Brussels, Sep 7 (efe-epa).- The president of the European Commission Ursula von der Leyen on Monday urged the United Kingdom to fully comply with international law by implementing the Brexit withdrawal agreement.
The news comes after the Financial Times reported that the UK government of conservative prime minister Boris Johnson was planning legislation that could undermine the withdrawal agreement signed off by the bloc and London as a foundation of future trade talks.
Later on Monday a UK government spokesperson said the executive was seeking “clarifications” on parts of the Northern Ireland protocol, which is designed to ensure free-flowing trade between Northern Ireland, a UK territory, and the Republic of Ireland, an EU member, while at the same time respecting the 1998 Good Friday peace deal.
In a tweet, Von der Leyen said: “I trust the British government to implement the Withdrawal Agreement, an obligation under international law and prerequisite for any future partnership.”
“Protocol on Ireland/Northern Ireland is essential to protect peace and stability on the island and integrity of the single market.”

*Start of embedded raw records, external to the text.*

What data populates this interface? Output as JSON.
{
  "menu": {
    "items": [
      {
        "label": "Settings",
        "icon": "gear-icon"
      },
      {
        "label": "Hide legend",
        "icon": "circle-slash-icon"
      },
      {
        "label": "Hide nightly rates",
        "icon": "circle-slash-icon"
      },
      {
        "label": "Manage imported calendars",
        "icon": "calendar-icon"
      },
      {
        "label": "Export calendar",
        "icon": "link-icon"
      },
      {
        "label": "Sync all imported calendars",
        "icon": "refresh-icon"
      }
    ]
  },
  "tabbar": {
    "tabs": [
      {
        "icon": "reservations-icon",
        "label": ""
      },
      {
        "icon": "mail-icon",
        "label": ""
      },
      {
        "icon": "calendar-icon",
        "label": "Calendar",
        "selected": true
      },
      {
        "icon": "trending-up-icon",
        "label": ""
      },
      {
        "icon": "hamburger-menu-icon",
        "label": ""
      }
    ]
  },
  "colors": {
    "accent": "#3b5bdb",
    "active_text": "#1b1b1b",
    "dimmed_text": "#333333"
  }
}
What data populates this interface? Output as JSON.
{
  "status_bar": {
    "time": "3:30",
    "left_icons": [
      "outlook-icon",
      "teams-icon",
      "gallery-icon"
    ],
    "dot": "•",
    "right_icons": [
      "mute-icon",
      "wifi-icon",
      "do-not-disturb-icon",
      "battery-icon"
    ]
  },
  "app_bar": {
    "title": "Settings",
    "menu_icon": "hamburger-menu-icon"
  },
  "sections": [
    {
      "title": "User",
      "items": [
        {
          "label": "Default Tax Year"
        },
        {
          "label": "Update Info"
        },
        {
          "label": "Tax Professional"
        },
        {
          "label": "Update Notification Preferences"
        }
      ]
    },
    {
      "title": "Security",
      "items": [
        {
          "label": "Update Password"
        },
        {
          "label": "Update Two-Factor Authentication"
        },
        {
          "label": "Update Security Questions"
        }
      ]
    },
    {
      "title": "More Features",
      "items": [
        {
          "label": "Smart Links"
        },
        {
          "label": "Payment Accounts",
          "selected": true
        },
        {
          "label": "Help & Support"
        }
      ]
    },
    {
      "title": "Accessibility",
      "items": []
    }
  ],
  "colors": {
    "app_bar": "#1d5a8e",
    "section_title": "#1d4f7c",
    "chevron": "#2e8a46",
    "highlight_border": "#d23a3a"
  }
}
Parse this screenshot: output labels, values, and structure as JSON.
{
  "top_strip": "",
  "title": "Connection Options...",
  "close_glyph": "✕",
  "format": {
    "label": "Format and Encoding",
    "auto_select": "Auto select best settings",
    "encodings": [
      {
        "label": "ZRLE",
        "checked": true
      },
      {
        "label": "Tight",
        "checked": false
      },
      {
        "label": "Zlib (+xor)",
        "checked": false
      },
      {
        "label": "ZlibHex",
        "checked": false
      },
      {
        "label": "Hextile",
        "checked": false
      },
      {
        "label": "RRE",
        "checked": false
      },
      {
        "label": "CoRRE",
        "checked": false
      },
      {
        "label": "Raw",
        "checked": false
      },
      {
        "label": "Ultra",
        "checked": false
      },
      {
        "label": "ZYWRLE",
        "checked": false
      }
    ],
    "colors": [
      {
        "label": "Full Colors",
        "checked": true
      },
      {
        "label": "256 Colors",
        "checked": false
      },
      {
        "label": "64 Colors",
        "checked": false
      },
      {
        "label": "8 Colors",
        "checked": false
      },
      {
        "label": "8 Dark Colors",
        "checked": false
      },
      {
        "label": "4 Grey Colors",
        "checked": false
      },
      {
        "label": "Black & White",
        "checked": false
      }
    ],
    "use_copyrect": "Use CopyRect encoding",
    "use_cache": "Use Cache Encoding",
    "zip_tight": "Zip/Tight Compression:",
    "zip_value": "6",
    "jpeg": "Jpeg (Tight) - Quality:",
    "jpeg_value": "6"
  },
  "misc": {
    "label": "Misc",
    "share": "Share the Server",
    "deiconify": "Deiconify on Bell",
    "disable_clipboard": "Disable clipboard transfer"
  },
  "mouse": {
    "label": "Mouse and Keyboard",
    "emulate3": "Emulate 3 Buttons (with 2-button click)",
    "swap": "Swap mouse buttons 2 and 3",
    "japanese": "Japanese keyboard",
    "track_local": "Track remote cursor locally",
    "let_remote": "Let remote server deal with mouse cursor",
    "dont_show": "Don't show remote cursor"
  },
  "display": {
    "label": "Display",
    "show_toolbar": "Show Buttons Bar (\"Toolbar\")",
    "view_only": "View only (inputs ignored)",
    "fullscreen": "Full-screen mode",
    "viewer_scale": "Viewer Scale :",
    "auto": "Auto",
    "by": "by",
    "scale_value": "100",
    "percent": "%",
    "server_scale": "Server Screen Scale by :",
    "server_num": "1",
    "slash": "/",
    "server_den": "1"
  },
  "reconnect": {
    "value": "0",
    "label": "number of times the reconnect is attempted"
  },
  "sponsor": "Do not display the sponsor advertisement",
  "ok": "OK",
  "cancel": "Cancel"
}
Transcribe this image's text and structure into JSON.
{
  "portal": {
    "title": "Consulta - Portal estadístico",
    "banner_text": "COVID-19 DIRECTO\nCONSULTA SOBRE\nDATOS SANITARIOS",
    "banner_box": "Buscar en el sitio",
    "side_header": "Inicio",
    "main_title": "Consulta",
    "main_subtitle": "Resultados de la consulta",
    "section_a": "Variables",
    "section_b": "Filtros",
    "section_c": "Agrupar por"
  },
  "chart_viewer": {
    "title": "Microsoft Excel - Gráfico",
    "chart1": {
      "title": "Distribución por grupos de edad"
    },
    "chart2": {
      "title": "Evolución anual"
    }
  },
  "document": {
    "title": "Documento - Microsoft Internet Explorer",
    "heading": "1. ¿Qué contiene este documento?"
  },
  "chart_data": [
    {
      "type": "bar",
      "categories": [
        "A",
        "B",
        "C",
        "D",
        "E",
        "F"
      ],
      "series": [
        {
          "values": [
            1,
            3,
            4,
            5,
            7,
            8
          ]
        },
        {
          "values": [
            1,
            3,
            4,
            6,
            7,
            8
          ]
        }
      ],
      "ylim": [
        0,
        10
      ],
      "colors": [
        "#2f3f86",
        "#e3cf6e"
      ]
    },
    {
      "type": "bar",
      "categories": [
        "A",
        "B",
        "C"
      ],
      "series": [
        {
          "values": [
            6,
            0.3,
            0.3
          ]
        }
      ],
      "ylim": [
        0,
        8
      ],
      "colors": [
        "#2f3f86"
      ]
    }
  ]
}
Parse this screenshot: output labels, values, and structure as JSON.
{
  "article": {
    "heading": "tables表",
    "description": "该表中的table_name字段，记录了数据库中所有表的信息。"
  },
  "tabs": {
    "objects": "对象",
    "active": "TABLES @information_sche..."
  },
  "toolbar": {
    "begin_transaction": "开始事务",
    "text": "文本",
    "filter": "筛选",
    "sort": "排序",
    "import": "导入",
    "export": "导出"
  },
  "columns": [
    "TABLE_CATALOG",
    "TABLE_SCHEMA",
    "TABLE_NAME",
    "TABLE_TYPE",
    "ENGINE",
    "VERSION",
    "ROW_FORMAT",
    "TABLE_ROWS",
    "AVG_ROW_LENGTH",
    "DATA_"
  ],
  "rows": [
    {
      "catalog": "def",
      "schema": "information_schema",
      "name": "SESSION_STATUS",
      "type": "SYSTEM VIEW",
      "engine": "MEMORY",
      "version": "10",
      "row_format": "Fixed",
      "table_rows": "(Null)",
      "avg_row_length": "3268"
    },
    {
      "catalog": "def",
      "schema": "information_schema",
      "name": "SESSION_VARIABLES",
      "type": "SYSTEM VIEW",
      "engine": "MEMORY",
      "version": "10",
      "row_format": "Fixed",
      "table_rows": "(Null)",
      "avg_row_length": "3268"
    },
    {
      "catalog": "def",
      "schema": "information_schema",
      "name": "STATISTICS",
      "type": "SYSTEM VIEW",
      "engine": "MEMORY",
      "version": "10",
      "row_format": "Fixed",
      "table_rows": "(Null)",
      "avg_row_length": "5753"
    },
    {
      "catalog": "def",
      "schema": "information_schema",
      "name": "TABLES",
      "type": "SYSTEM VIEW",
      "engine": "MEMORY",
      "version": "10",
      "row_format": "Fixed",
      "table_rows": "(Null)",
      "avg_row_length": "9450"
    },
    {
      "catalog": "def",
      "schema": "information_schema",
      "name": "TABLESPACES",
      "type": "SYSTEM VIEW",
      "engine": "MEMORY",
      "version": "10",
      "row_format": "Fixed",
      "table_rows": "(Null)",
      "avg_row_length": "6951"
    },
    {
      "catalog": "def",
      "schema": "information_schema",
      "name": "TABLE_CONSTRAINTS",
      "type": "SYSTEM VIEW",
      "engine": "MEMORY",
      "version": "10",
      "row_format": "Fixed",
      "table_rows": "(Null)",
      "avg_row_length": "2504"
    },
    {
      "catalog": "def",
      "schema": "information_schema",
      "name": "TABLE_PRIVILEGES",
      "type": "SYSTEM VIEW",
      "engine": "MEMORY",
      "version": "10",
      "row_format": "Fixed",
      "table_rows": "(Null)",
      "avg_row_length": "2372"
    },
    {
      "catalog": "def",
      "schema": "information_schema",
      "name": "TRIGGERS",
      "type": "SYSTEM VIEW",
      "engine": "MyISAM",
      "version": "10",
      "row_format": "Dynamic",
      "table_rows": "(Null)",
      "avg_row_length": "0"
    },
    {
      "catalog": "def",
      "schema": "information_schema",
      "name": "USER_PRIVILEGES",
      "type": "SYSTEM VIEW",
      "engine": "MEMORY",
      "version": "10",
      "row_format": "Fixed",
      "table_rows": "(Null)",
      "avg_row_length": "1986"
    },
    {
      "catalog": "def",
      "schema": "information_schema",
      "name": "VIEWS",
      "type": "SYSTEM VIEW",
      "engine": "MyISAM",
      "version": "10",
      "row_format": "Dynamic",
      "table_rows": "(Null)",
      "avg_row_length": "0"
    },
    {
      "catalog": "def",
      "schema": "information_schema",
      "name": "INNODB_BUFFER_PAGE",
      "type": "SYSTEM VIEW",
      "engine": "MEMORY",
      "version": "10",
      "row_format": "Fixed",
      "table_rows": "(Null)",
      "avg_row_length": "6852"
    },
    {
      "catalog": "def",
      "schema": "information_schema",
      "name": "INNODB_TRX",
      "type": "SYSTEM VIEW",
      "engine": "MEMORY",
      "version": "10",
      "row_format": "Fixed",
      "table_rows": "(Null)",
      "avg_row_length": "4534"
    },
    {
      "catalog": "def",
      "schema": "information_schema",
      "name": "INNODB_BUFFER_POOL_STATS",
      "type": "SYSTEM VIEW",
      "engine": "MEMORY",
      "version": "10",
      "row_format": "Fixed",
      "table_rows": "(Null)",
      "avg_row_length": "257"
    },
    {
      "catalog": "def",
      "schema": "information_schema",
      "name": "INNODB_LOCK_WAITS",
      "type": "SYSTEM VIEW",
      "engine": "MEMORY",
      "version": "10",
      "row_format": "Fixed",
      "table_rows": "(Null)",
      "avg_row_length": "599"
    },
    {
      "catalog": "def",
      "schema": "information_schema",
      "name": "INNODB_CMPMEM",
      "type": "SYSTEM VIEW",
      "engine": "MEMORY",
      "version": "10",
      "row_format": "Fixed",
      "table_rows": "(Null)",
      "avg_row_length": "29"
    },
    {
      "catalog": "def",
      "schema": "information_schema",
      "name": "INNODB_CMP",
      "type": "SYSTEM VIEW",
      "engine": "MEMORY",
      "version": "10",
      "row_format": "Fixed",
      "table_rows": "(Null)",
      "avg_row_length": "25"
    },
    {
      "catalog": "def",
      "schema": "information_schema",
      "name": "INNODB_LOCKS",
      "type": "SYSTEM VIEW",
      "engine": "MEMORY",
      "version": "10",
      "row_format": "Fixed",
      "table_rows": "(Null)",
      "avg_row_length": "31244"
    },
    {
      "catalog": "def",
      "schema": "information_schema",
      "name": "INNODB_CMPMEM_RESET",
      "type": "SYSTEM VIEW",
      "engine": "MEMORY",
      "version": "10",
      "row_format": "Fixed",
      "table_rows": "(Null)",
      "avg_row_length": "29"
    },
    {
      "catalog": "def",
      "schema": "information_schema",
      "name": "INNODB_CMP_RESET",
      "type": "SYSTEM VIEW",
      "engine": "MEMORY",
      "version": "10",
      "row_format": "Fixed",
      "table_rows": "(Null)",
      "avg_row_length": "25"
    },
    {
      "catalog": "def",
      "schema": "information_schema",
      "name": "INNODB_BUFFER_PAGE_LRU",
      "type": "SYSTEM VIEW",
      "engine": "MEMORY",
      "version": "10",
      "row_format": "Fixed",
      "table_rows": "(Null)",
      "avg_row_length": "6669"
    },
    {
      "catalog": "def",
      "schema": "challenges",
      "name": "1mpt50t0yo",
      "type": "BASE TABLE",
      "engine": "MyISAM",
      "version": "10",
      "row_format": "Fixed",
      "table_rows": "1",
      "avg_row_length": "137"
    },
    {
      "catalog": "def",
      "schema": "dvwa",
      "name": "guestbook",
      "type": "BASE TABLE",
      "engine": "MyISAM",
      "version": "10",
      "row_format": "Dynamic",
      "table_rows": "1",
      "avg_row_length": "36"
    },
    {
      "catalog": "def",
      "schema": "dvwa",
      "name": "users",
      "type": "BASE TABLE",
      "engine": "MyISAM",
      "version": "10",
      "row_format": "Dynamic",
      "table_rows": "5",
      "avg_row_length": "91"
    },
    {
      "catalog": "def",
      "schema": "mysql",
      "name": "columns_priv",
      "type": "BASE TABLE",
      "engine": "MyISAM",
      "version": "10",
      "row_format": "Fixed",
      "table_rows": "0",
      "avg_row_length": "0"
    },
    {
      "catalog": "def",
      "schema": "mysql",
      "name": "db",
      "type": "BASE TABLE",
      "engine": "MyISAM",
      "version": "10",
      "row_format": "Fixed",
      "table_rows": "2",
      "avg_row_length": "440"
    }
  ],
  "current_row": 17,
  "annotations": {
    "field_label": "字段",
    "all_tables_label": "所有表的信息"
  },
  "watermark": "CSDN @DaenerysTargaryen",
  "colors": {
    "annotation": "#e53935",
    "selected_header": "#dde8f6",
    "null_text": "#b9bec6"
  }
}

An EU spokesperson added: “This is a matter of trust. This is a prerequisite, a precondition for the negotiations on the future partnership, I think that’s clear.”
Johnson ramped up his own rhetoric a day before the next round of trade deal discussions are set to begin in London Tuesday, saying the UK would walk away from the negotiating table if a deal was not confirmed by 15 October.
The UK officially left the EU on 31 January 2020 over three years after the voters narrowly decided to leave the bloc in a divisive 2016 referendum. It triggered an 11-month transition period in which the UK and the EU must draw up a future trade agreement, slated to come into effect on 1 January 2021.
Failure to land a deal could see the UK fall back on World Trade Organization trade tariffs.
UK negotiators want the EU to cede ground on common fisheries policies while Brussels is pushing for the UK to commit to maintain a level playing field in business and regulation, as to not undercut the single market once the UK has officially left the EU. EFE-EPA